Then he brought me back to the door of the temple; and behold, water was issuing from below the threshold of the temple toward the east (for the temple faced east); and the water was flowing down from below the south end of the threshold of the temple, south of the altar. Then he brought me out by way of the north gate, and led me round on the outside to the outer gate, that faces toward the east; and the water was coming out on the south side. Going on eastward with a line in his hand, the man measured a thousand cubits, and then led me through the water; and it was ankle-deep. Again he measured a thousand, and led me through the water; and it was knee-deep. Again he measured a thousand, and led me through the water; and it was up to the loins. Again he measured a thousand, and it was a river that I could not pass through, for the water had risen; it was deep enough to swim in, a river that could not be passed through. And he said to me, “Son of man, have you seen this?” Then he led me back along the bank of the river. As I went back, I saw upon the bank of the river very many trees on the one side and on the other.  . . .   And on the banks, on both sides of the river, there will grow all kinds of trees for food. Their leaves will not wither nor their fruit fail, but they will bear fresh fruit every month, because the water for them flows from the sanctuary. Their fruit will be for food, and their leaves for healing.”    (Ezekiel 47:1-12)

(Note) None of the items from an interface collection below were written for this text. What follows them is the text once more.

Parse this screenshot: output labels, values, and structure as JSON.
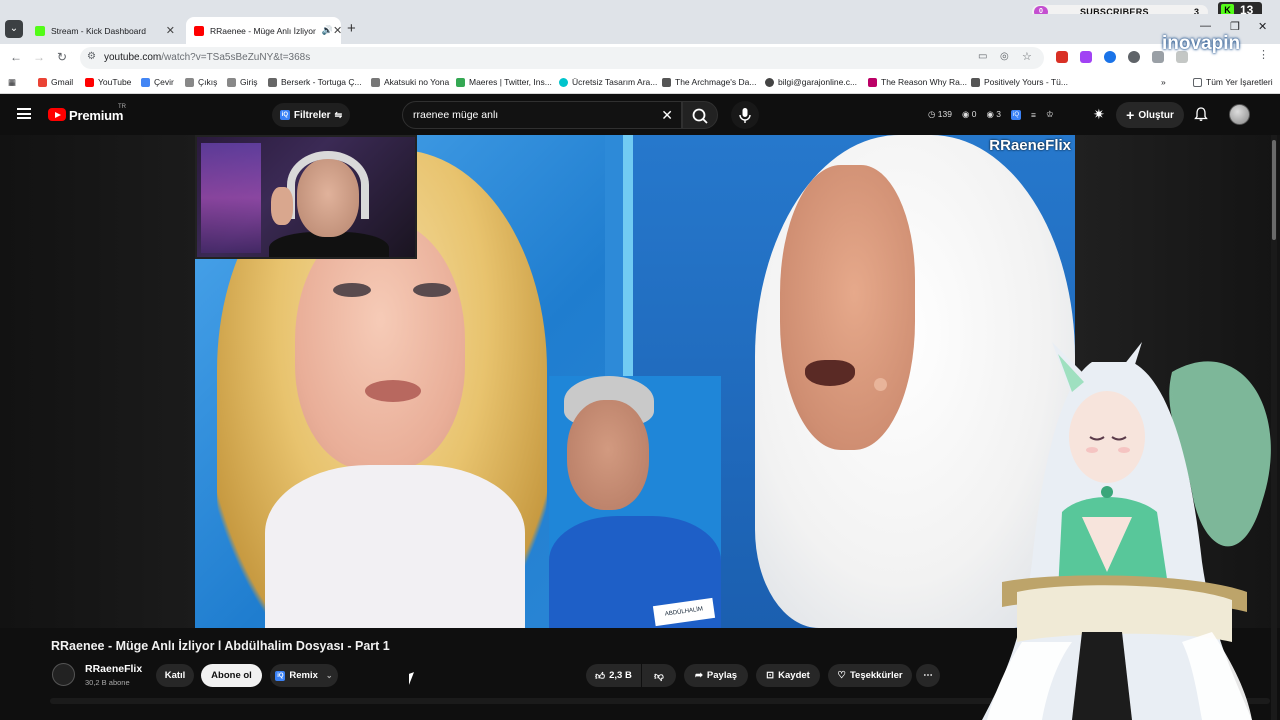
{
  "browser": {
    "tabs": [
      {
        "title": "Stream - Kick Dashboard",
        "active": false,
        "icon": "kick-icon"
      },
      {
        "title": "RRaenee - Müge Anlı İzliyor",
        "active": true,
        "icon": "youtube-icon"
      }
    ],
    "url_host": "youtube.com",
    "url_path": "/watch?v=TSa5sBeZuNY&t=368s",
    "bookmarks": [
      "Gmail",
      "YouTube",
      "Çevir",
      "Çıkış",
      "Giriş",
      "Berserk - Tortuga Ç...",
      "Akatsuki no Yona",
      "Maeres | Twitter, Ins...",
      "Ücretsiz Tasarım Ara...",
      "The Archmage's Da...",
      "bilgi@garajonline.c...",
      "The Reason Why Ra...",
      "Positively Yours - Tü..."
    ],
    "bookmarks_all": "Tüm Yer İşaretleri"
  },
  "overlay": {
    "subscribers_label": "SUBSCRIBERS",
    "subscribers_left": "0",
    "subscribers_count": "3",
    "kick_count": "13",
    "brand": "inovapin"
  },
  "youtube": {
    "logo_text": "Premium",
    "logo_region": "TR",
    "filter_label": "Filtreler",
    "search_query": "rraenee müge anlı",
    "header_stats": {
      "a": "139",
      "b": "0",
      "c": "3"
    },
    "create_label": "Oluştur",
    "video_watermark": "RRaeneFlix",
    "video_title": "RRaenee - Müge Anlı İzliyor l Abdülhalim Dosyası - Part 1",
    "channel_name": "RRaeneFlix",
    "channel_subs": "30,2 B abone",
    "join_label": "Katıl",
    "subscribe_label": "Abone ol",
    "remix_label": "Remix",
    "likes": "2,3 B",
    "share_label": "Paylaş",
    "save_label": "Kaydet",
    "thanks_label": "Teşekkürler",
    "man_tag": "ABDÜLHALİM"
  },
  "colors": {
    "yt_red": "#ff0000",
    "bg": "#0f0f0f",
    "kick_green": "#53fc18"
  }
}
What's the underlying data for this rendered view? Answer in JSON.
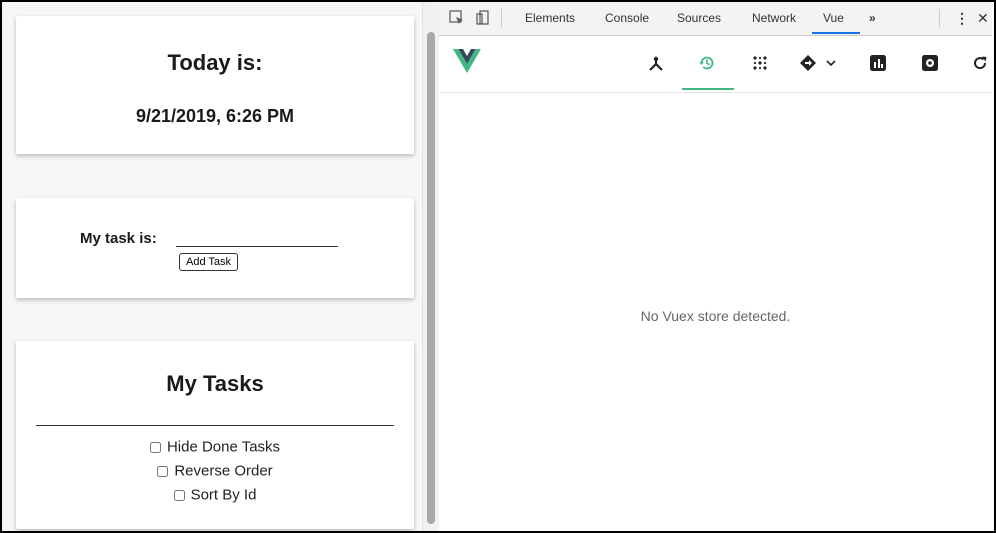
{
  "app": {
    "date_card": {
      "title": "Today is:",
      "datetime": "9/21/2019, 6:26 PM"
    },
    "task_form": {
      "label": "My task is:",
      "input_value": "",
      "add_button": "Add Task"
    },
    "task_list": {
      "title": "My Tasks",
      "options": [
        {
          "label": "Hide Done Tasks",
          "checked": false
        },
        {
          "label": "Reverse Order",
          "checked": false
        },
        {
          "label": "Sort By Id",
          "checked": false
        }
      ]
    }
  },
  "devtools": {
    "tabs": [
      "Elements",
      "Console",
      "Sources",
      "Network",
      "Vue"
    ],
    "active_tab": "Vue",
    "more_tabs_glyph": "»",
    "toolbar_icons": [
      "components-icon",
      "history-icon",
      "vuex-icon",
      "routing-icon",
      "performance-icon",
      "settings-icon",
      "refresh-icon"
    ],
    "active_toolbar_icon": "history-icon",
    "empty_message": "No Vuex store detected.",
    "accent_color": "#41b883",
    "vue_logo_colors": {
      "outer": "#41b883",
      "inner": "#35495e"
    }
  }
}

For Ezekiel, the spiritual water to which Christ refers begins flowing at the altar and flows out of the temple and away from the temple.  And the further Ezekiel gets away from the temple, the deeper the waters become.  And for us there is an image of the Holy Spirit moving through time and space, away from the original outpouring at Pentecost.   Low and behold the outpouring gets greater, deeper the further we move away from the temple and that original pouring forth of the Holy Spirit.

Almost  in every generation leaders have complained that things are worse now than in previous generations.  You can see that in almost every century Christians write that the earlier  Christians in previous centuries were more devout and faithful.  Yet the Church continues to grow, and Ezekiel’s vision is that instead of the water trickling down to nothing, it is getting ever deeper.  And these deep waters of the outpouring of God’s Spirit are giving life up and down the banks of the river.   Things aren’t getting worse – they are changing without a doubt, but the spiritual spring flowing from Christ is increasing not decreasing.

And it is we Christians who have to make our hearts capable of bearing this outpouring of the Holy Spirit so that we can bring the divine life to all of creation.  We have a God-given role to fill in creation – we have a God-given obligation to fulfill our role.  The entire creation, not only all of the people of the world, but the entire created world and cosmos are waiting on us to make it possible for them to participate in God.